Pualani f Hawaiian
Means "heavenly flower"
or "royal offspring"
from Hawaiian pua
"flower, offspring" and lani
"heaven, sky, royal, majesty".
Puanani f Hawaiian
Means "beautiful flower"
or "beautiful offspring"
from Hawaiian pua
"flower, offspring" and nani
Publius m Ancient Roman
Roman praenomen, or given name, meaning "public"
in Latin. This was among the more common of the Roman praenomina, being borne by (among others) the emperor Hadrian and the poet Virgil.
Puck m & f Anglo-Saxon Mythology, Dutch
Meaning unknown, from Old English puca
. It could ultimately be of either Germanic or Celtic origin. In English legend this was the name of a mischievous spirit, also known as Robin Goodfellow. He appears in Shakespeare's play A Midsummer Night's Dream
(1600). It is used in the Netherlands as mainly a feminine name.
Puja f Indian, Hindi, Marathi, Gujarati, Bengali, Punjabi, Telugu, Malayalam, Tamil, Kannada, Nepali
Means "honour, worship"
in Sanskrit. This is the name of a Hindu ritual of reverence.
Purdie m & f English (Rare)
From an English surname that was derived from the Norman French expression pur die "by God"
. It was perhaps originally a nickname for a person who used the oath frequently.
Purificación f Spanish
in Spanish. This name is given in reference to the ritual purification of the Virgin Mary
after her childbirth.
Puteri f Malay
Means "daughter, princess"
in Malay, ultimately from Sanskrit पुत्री (putri)
Putu m & f Balinese
in Balinese. Traditionally, this name is given to the first-born child.
Pwyll m Welsh Mythology
Meaning unknown. In the Mabinogion, a collection of tales from Welsh mythology, Pwyll is a king of Dyfed who pursues and finally marries Rhiannon
Pyotr m Russian
Russian form of Peter
. A famous bearer was the Russian composer Pyotr Ilyich Tchaikovsky (1840-1893).
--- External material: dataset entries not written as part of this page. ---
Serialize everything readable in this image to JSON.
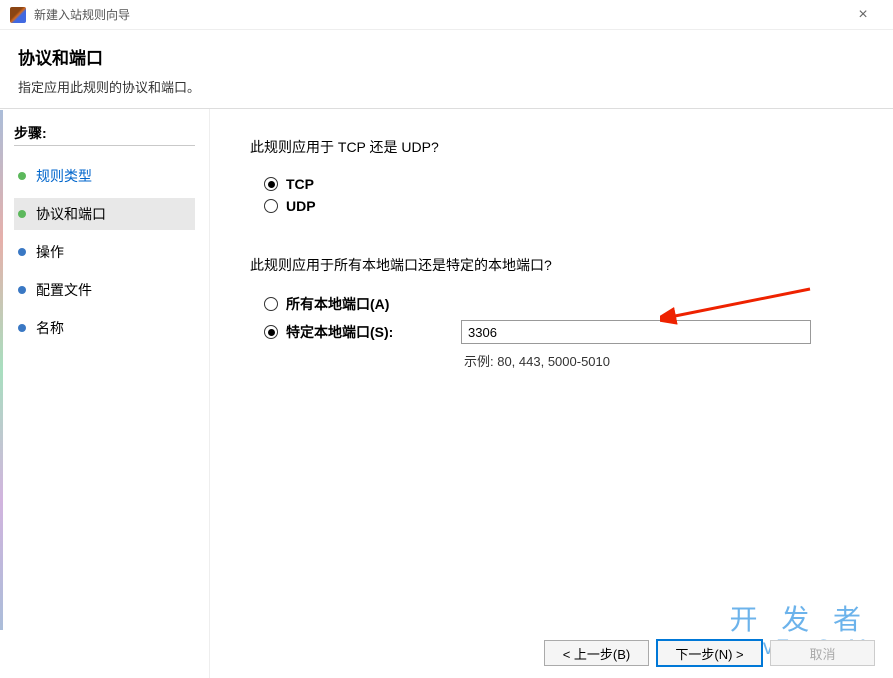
{
  "titlebar": {
    "title": "新建入站规则向导"
  },
  "header": {
    "title": "协议和端口",
    "desc": "指定应用此规则的协议和端口。"
  },
  "sidebar": {
    "steps_label": "步骤:",
    "items": [
      {
        "label": "规则类型",
        "state": "link",
        "bullet": "green"
      },
      {
        "label": "协议和端口",
        "state": "active",
        "bullet": "green"
      },
      {
        "label": "操作",
        "state": "normal",
        "bullet": "blue"
      },
      {
        "label": "配置文件",
        "state": "normal",
        "bullet": "blue"
      },
      {
        "label": "名称",
        "state": "normal",
        "bullet": "blue"
      }
    ]
  },
  "content": {
    "q1": "此规则应用于 TCP 还是 UDP?",
    "tcp_label": "TCP",
    "udp_label": "UDP",
    "protocol_selected": "tcp",
    "q2": "此规则应用于所有本地端口还是特定的本地端口?",
    "all_ports_label": "所有本地端口(A)",
    "specific_ports_label": "特定本地端口(S):",
    "port_scope_selected": "specific",
    "port_value": "3306",
    "port_example": "示例: 80, 443, 5000-5010"
  },
  "footer": {
    "back": "< 上一步(B)",
    "next": "下一步(N) >",
    "cancel": "取消"
  },
  "watermark": {
    "line1": "开 发 者",
    "line2": "DevZe.CoM"
  }
}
Pythagoras m Ancient Greek
Derived from Pythios
, a name of Apollo
, combined with Greek ἀγορά (agora)
meaning "assembly, marketplace". This was the name of a 6th-century BC Greek philosopher and mathematician from Samos. He was the founder of a school of philosophy whose members believed that numbers described the universe.
Pythios m Greek Mythology
From the Greek place name Πυθώ (Pytho)
, an older name of the city of Delphi, which was probably derived from Greek πύθω (pytho)
meaning "to rot". This was an epithet of Apollo